You don't say exactly how old your niece is. She may be at a point where, if she's never shown an interest in Barbie so far, she may never will.
I think Barbie-type-toys, when offered in good feminist faith, are okay. If you can steer clear of the excessive pink and the Disney Princess stuff. A non-pink Barbie house, far superior to the pink plastic thing found in stores, can be made easily and inexpensively with an old set of bookshelves. It's actually a really fun project.
Dolls like Barbie encourage girls to fantasize about their futures as independent adults. Skip the princessy-froo-froo and that's totally feminist friendly.
I don't know if they still make "Happy To Be Me" dolls, but their body proportions aren't as insane as Barbie's.

Do NOT buy Bratz! Ever! I don't know what those things are supposed to look like.

cme said...

I may be too late for this round of gifting, but I have some suggestions:

* Like several other people, I try for books, stuffed animals, building toys or craft supplies.

* Board or card games that you're willing to play with them, or puzzles (not jigsaw puzzles, 3d puzzles- the-take-apart-and-put-back-together kind) If you go looking at the sort of store that sells high-quality desk tosy for adult,s you can often find cool things kids can do too. For the really young kids, you can get the "move things back and forth" puzzles that a lot of doctors' offices have these days (I got one from Ikea for $7).

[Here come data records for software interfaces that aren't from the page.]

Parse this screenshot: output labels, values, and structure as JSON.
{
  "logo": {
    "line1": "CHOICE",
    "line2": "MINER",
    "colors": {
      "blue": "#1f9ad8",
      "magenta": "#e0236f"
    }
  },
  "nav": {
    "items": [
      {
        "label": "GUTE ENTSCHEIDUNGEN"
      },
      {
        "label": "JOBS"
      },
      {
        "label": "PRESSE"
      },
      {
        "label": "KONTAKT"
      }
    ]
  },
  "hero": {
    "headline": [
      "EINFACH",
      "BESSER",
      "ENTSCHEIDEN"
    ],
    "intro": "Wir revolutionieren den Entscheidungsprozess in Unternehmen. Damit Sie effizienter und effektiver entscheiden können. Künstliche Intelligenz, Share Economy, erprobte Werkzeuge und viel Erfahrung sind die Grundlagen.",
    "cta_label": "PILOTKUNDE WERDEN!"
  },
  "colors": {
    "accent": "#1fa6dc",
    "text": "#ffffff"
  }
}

* I suggest American Science and Surplus ( www.sciplus.com ) as a place with great service that sells lots of cheap, strange things. They have weird toys, puzzles, parts and kits, tools, and lab-quality scientific equipment (for you, or for when the kids get old enough for it).

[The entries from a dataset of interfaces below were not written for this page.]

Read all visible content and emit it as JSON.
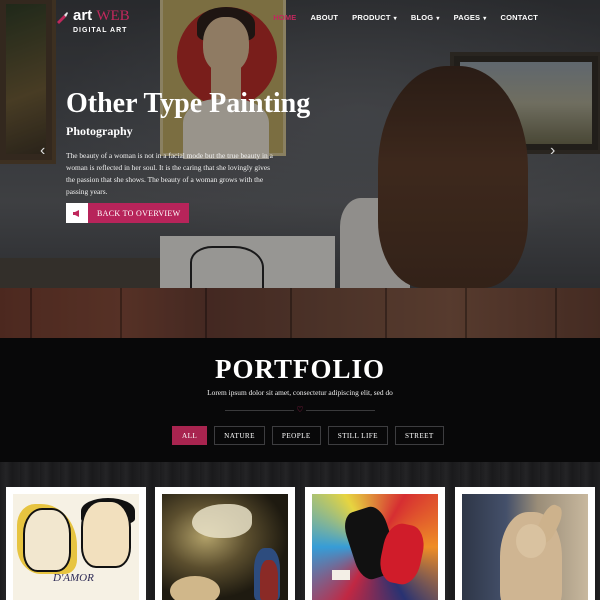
{
  "brand": {
    "name_part1": "art",
    "name_part2": "WEB",
    "tagline": "DIGITAL ART",
    "accent_color": "#c0285c"
  },
  "nav": {
    "items": [
      {
        "label": "HOME",
        "active": true,
        "dropdown": false
      },
      {
        "label": "ABOUT",
        "active": false,
        "dropdown": false
      },
      {
        "label": "PRODUCT",
        "active": false,
        "dropdown": true
      },
      {
        "label": "BLOG",
        "active": false,
        "dropdown": true
      },
      {
        "label": "PAGES",
        "active": false,
        "dropdown": true
      },
      {
        "label": "CONTACT",
        "active": false,
        "dropdown": false
      }
    ],
    "caret": "▾"
  },
  "hero": {
    "title": "Other Type Painting",
    "subtitle": "Photography",
    "text": "The beauty of a woman is not in a facial mode but the true beauty in a woman is reflected in her soul. It is the caring that she lovingly gives the passion that she shows. The beauty of a woman grows with the passing years.",
    "cta_label": "BACK TO OVERVIEW",
    "cta_icon": "megaphone-icon",
    "prev_arrow": "‹",
    "next_arrow": "›"
  },
  "portfolio": {
    "title": "PORTFOLIO",
    "subtitle": "Lorem ipsum dolor sit amet, consectetur adipiscing elit, sed do",
    "divider_icon": "♡",
    "filters": [
      {
        "label": "ALL",
        "active": true
      },
      {
        "label": "NATURE",
        "active": false
      },
      {
        "label": "PEOPLE",
        "active": false
      },
      {
        "label": "STILL LIFE",
        "active": false
      },
      {
        "label": "STREET",
        "active": false
      }
    ],
    "items": [
      {
        "art": "two-faces-drawing",
        "caption": "D'AMOR"
      },
      {
        "art": "angel-painting",
        "caption": ""
      },
      {
        "art": "abstract-color-painting",
        "caption": ""
      },
      {
        "art": "statue-photo",
        "caption": ""
      }
    ]
  }
}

* Music might work, and it doesn't even have to be childish music, necessarily.

* As a kid, the gifts I loved most were ones that made me feel more grown-up. Getting art supplies that were decent quality instead of little-kid grade, for instance, or books that were slightly "older" than the ones I had been reading, or the gift of an outing or a shopping trip with that friend or relative and *without* my parents, or the afore-mentioned music. I think one of the keys here is that these gifts helped me develop preferences and opinions that were my own, not just inherited from my family. (One year a family friend took me to the Ritz for High Tea, and that was So Cool. I also had one aunt who was was presciently psychic- she'd get me things that seemed strange or unappealing on opening that I shortly realized were *wonderful*- many of those were the gifts that made me feel like I was growing up.) Obviously, this works better with kids who are at least in grade school.